The convergence of depression and pain is reflected in the circuitry of the nervous system. In the experience of pain, communication between body and brain goes both ways. Normally, the brain diverts signals of physical discomfort so that we can concentrate on the external world. When this shutoff mechanism is impaired, physical sensations, including pain, are more likely to become the center of attention. Brain pathways that handle the reception of pain signals, including the seat of emotions in the limbic region, use some of the same neurotransmitters involved in the regulation of mood, especially serotonin and norepinephrine. When regulation fails, pain is intensified along with sadness, hopelessness, and anxiety. And chronic pain, like chronic depression, can alter the functioning of the nervous system and perpetuate itself.

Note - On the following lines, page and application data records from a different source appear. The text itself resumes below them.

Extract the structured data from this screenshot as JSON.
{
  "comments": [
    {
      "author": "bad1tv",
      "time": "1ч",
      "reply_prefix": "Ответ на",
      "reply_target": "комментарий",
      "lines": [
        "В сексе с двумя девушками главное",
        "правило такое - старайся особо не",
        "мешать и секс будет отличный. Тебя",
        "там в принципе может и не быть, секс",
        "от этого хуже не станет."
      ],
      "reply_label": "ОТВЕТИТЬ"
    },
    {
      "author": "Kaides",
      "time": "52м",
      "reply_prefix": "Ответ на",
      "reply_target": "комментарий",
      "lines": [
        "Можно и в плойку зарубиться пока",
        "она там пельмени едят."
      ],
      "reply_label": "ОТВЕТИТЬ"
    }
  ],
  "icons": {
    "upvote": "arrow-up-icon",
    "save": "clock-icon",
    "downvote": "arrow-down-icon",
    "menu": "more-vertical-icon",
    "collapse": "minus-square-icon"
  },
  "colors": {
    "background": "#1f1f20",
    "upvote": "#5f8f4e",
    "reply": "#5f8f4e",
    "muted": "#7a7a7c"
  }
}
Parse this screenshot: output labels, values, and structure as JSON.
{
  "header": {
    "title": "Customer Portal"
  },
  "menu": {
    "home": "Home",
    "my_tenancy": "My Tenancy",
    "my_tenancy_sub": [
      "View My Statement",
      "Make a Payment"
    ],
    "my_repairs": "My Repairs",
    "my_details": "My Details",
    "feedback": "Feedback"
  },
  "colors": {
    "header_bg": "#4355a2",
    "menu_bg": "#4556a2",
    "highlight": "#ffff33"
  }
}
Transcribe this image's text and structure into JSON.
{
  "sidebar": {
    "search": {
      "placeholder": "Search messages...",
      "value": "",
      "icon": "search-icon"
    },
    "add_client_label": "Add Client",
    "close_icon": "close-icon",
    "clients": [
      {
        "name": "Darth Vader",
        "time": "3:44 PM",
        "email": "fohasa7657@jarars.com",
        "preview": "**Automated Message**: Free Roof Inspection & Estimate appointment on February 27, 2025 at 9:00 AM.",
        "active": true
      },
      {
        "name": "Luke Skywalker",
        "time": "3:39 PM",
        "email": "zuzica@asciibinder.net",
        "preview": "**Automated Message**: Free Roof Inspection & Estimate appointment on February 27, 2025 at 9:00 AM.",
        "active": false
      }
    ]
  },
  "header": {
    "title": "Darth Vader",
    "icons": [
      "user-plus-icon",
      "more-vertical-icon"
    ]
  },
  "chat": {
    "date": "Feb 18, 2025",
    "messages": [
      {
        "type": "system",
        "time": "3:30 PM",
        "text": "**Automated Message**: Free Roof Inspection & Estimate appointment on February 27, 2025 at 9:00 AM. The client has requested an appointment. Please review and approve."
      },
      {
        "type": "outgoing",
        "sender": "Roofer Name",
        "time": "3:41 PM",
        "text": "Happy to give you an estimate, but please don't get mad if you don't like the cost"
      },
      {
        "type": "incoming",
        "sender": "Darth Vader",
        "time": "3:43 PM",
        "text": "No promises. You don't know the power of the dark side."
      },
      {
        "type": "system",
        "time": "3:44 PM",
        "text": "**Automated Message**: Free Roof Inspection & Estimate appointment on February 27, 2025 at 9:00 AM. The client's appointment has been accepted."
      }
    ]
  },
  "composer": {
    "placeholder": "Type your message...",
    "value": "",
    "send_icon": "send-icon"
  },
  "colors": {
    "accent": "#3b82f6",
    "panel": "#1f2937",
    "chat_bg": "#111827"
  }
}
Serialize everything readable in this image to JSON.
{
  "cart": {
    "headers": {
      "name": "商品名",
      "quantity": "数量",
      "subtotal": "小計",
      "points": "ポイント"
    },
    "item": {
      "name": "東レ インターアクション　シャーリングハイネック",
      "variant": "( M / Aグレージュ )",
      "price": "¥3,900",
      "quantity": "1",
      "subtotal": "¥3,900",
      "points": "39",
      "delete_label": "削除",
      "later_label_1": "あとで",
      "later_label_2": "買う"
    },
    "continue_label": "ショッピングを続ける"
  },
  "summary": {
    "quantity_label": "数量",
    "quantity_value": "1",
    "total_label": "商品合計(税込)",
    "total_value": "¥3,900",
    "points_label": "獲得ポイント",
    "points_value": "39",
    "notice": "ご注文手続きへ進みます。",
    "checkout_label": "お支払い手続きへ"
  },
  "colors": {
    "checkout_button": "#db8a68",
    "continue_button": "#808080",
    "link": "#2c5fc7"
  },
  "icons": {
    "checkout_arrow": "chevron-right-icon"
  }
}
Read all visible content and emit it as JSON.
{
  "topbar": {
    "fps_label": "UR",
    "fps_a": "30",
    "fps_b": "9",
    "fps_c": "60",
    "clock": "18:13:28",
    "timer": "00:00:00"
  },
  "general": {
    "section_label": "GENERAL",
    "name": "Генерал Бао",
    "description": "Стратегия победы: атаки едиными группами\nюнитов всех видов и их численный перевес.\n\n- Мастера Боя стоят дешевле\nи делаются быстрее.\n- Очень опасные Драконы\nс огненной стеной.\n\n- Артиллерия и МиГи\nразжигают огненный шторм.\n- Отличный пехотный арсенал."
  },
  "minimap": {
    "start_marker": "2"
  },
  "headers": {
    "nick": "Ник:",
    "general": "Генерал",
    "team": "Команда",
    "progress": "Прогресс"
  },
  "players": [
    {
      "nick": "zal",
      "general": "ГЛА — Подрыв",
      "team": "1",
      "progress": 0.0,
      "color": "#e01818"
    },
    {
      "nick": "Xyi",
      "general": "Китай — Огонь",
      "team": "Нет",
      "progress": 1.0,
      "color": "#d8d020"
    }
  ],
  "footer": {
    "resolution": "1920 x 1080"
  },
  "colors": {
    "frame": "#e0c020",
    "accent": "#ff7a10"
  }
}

The mysterious disorder known as fibromyalgia may illustrate these biological links between pain and depression. Its symptoms include widespread muscle pain and tenderness at certain pressure points, with no evidence of tissue damage. Brain scans of people with fibromyalgia show highly active pain centers, and the disorder is more closely associated with depression than most other medical conditions. Fibromyalgia could be caused by a brain malfunction that heightens sensitivity to both physical discomfort and mood changes.